The House, in a mostly party-line vote Friday night, passed its version of a $1.9 trillion COVID relief bill featuring $1,400 direct payments for most Americans, enhanced unemployment benefits through the summer, an expanded child tax credit, a $15 minimum wage, and additional money for vaccines, schools, bars, and restaurants.
Now it’s the Senate’s turn to finish the job.
Senate Majority Leader Chuck Schumer said Monday that the chamber would take up the package “this week.” It’s expected that means no sooner than Wednesday. The process would begin with a procedural vote and then up to 20 hours of debate, perhaps with some scattered amendment votes, followed by another “vote-a-rama” in which amendments are considered in rapid succession until exhaustion sets in. It could all be done by the end of the week, giving enough time for the House to vote again on any changes and then for President Joe Biden to sign it into law before the ultimate March 14 deadline Democratic lawmakers are working against, when the enhanced unemployment benefits expire.
Given the tight timeline, why are they waiting until at least Wednesday and not starting right now? There are some scheduling conflicts, as Democrats want to confirm at least two more presidential nominees. They’re also still waiting on additional “rulings” from the Senate parliamentarian about whether certain items in the legislation, like COBRA subsidies and a fix for multiemployer pension plans in dire fiscal straits, are allowed under budget reconciliation rules.
But most importantly, Senate Democrats are waiting to introduce the bill because they are still finalizing what’s in it. They want to make sure they have a package that has 50 Democratic votes before they introduce it, from Bernie Sanders on the left flank to Joe Manchin on the right, and a united front to beat back Republican amendments once it hits the floor. In other words: The most important alterations to the House bill won’t, if Senate leaders have their way, take place on C-SPAN later this week. They’re happening right now, behind closed doors, or on virtual Zooms.
We already know about one big change from the House bill. The Senate parliamentarian, Elizabeth McDonough, determined last week that a minimum wage increase would run afoul of reconciliation rules. Despite some pressure from progressive groups and members of Congress to get Vice President Kamala Harris, as Senate presiding officer, to disregard the parliamentarian, that’s not going to happen. Further, Democratic leaders decided this weekend not to take up a minimum wage workaround that Sens. Bernie Sanders and Ron Wyden had been developing. It was too complex, too late, and too, well, lacking in Democratic support to throw into the mix.
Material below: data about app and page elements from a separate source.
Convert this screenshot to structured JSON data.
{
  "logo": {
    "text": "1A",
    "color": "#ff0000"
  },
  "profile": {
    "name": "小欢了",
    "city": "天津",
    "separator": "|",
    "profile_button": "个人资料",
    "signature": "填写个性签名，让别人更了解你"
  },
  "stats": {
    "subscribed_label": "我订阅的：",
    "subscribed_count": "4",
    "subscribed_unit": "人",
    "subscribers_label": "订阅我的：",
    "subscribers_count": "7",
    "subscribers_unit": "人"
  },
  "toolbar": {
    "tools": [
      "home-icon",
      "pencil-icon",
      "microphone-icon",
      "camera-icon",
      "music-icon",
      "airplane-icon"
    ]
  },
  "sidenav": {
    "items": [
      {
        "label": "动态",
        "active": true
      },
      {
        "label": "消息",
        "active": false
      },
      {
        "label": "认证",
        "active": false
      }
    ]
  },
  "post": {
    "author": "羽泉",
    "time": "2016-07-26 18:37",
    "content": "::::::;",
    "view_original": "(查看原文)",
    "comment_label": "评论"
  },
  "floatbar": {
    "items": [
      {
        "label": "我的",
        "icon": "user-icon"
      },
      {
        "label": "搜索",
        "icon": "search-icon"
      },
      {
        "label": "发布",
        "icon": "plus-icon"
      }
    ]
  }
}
The $15 minimum wage was kept in the House’s bill even after the parliamentarian’s decision. House Speaker Nancy Pelosi may not have had the votes to pass her bill without it. New York Rep. Alexandria Ocasio-Cortez told reporters on Friday that progressives kept quiet on other issues they had, like $1,400 checks instead of $2,000, because they had been able to secure inclusion of the $15 minimum wage. In the Senate, Sanders was point person for the $15 minimum wage—a rally call his two presidential campaigns helped popularize in the national discussion—and when that failed, he insisted that his workaround needed to be included in the Senate bill. Neither is in. So which changes, if anything, will progressives look for in the Senate bill to make up for the elimination of one of their top priorities?
And what about those Democrats closer to the center? Where might they want to give the bill a haircut? One of the more controversial items in the package is its $350 billion for state, local and tribal aid, a larger sum than may be necessary now that budget forecasts have improved. Some Democrats who’ve expressed such an interest in taking another look at that figure held a virtual meeting with Biden Monday afternoon.
The meeting “at least from my perspective, wasn’t talking about reducing” the overall cost of the bill, Montana Sen. Jon Tester told reporters afterward, but “just targeting the money that was in it.”
We could see some of that state, local and tribal money transferred to other elements of the bill, like, for example, an additional month of enhanced unemployment benefits. Democrats are also, as my colleague Jordan Weissmann has written, walking straight into a near-term political disaster as those who’ve been living off unemployment benefits come to face their 2020 tax bill on those unemployment benefits. The Democrats’ bill doesn’t address this, a Democratic aide told me, because of the cost of waiving those tax bills. If some money frees up, it’s something for them to consider.
Democrats don’t know what Republicans will come up with once the amendment period will start. But these amendments, unlike the amendments to the budget resolution in the previous “vote-a-rama” last month, would have the force of law. Democrats have no margin for error, and leaders have to be quite careful about not letting Republicans get an amendment through that might jeopardize support from some other element of either the House or Senate.
So Democratic senators will have a couple more days to try to affect the product. But once there’s an agreement, failure is not an option. Fifty-vote majorities are often described as giving each senator in the majority a veto. It’s more like it gives each senator some negotiating power before the moment arrives when they have no choice but to get on board. In the end, who wants to be the one senator who kills the party’s overwhelmingly popular signature legislation?